There was the baby who sat contentedly in his mother’s lap, watching as the screen showed images of his big sister playing in the neighborhood P-patch, listening as his mother explained the need for continued support for Delridge’s green spaces.
There was the young man who introduced his piece by saying that he intended to use it to get access to healthy fruits and vegetables in the community college system. He emailed me the next day to apologize for not getting a chance to say good night explaining he had to had to rush his grandmother from the screening to the Cambodian temple.
There were the gardeners of the Vivian McLean rooftop gardens who offered bags of their extra “zoo doo” to the young woman who created a story about her urban farming collective. They also sent me on my way last week with two budding broccoli plants.
The evening ended as producers responded to questions from the audience. They brainstormed who should see these movies, the kinds of changes they hope these pieces will promote, and participants expressed their interest in training others. As one new director explained “There are so many other stories out there waiting to be told.” We look forward to fostering the production of new stories, and to witnessing the changes these stories help bring about.
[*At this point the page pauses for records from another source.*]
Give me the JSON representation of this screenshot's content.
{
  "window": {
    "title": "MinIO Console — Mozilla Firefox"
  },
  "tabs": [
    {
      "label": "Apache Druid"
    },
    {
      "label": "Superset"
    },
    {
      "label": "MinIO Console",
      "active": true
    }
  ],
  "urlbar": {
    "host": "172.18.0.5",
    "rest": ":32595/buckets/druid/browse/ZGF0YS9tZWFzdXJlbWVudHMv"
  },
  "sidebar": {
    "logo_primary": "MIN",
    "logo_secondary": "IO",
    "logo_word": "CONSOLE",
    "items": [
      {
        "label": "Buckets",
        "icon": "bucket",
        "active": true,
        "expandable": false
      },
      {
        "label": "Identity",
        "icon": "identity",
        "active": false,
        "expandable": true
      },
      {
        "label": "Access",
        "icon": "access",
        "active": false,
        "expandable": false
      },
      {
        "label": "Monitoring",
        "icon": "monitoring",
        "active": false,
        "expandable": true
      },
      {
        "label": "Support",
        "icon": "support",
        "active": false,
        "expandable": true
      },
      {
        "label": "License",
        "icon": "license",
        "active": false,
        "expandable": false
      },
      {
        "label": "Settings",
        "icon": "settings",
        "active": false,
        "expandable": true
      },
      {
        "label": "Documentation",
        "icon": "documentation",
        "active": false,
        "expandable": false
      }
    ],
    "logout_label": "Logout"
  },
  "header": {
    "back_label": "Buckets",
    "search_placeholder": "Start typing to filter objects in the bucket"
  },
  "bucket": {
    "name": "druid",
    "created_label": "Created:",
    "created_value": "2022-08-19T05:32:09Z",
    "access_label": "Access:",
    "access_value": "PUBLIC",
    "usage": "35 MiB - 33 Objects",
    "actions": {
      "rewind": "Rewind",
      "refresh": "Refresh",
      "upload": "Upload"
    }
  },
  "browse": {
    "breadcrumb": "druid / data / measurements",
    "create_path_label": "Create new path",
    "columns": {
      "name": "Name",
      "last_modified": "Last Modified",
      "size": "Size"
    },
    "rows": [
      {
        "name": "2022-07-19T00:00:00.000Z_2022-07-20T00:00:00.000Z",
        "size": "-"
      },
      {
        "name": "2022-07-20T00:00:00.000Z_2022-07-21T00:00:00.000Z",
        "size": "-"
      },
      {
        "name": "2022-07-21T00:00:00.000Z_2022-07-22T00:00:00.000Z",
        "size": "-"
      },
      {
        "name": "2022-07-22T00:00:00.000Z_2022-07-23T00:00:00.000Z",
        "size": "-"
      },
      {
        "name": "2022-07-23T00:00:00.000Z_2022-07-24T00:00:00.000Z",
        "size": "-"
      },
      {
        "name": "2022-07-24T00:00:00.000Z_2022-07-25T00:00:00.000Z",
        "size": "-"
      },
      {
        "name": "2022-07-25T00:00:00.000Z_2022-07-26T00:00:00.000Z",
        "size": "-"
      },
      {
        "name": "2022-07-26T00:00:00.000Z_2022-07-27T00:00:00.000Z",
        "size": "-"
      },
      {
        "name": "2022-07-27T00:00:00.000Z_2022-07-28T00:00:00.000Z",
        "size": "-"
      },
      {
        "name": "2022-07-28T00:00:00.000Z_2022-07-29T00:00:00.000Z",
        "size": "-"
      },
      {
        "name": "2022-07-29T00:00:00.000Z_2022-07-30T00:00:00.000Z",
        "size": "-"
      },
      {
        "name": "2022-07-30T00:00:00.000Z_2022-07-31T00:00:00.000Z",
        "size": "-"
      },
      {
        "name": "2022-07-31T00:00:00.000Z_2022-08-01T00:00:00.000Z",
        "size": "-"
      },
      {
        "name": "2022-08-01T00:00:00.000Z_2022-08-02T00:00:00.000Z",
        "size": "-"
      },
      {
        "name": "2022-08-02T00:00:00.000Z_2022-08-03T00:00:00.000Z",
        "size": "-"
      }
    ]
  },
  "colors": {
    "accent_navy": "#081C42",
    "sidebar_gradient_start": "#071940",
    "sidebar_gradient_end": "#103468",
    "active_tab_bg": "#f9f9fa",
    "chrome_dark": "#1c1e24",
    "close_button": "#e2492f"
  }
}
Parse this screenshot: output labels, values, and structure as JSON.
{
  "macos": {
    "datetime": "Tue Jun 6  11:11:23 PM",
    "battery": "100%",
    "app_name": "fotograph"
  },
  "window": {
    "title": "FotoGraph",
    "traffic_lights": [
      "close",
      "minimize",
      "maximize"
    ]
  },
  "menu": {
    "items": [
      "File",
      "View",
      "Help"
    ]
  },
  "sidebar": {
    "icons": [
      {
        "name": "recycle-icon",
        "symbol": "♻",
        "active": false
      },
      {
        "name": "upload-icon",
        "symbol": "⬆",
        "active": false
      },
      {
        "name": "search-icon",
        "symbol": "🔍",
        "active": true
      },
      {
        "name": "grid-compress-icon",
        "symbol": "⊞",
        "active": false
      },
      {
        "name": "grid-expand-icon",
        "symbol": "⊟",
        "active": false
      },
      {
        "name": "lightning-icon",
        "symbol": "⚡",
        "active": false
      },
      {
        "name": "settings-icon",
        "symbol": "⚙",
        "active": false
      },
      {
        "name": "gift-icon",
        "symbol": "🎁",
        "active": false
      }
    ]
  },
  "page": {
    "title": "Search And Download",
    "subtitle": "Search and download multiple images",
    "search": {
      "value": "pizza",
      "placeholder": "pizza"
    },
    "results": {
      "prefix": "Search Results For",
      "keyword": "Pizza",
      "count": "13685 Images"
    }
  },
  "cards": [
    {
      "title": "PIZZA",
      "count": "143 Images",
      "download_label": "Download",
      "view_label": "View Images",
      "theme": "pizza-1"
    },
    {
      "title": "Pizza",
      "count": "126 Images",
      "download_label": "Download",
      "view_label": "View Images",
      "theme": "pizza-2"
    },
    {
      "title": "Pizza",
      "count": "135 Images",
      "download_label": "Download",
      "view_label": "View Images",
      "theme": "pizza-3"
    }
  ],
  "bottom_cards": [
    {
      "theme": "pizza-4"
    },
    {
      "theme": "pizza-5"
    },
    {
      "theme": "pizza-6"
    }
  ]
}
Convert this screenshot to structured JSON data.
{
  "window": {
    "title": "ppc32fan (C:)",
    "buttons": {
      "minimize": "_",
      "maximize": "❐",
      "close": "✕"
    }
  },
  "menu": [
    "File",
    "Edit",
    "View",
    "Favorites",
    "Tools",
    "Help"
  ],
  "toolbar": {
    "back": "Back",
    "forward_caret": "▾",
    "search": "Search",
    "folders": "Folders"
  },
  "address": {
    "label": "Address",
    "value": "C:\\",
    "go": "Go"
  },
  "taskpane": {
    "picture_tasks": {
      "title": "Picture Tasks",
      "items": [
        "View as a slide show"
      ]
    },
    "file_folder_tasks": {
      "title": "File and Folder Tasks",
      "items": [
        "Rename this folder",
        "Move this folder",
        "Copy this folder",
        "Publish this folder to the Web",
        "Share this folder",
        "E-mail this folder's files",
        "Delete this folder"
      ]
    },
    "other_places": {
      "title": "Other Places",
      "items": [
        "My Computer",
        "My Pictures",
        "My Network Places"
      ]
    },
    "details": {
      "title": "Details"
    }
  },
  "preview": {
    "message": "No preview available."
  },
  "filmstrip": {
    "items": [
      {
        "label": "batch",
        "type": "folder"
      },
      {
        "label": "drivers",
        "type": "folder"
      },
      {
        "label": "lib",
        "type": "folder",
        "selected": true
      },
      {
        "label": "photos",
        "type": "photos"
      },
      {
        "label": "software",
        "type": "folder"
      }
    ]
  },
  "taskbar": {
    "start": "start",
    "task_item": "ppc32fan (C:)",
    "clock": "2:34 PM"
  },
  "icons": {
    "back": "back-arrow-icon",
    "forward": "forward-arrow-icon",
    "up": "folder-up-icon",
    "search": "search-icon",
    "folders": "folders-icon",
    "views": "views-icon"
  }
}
Take a look at the stories at www.mappingvoices.org.
M.O.V.E. founders include Creative Narrations, Sea Mar, I.C.H.S. and Entre Hermanos. M.O.V.E. is funded by U.S. Department of Health and Human Services and by Public Health-Seattle & King County. Local partners also include King County Food & Fitness Initiative, Delridge Neighborhood Development Association and White Center Community Development Association.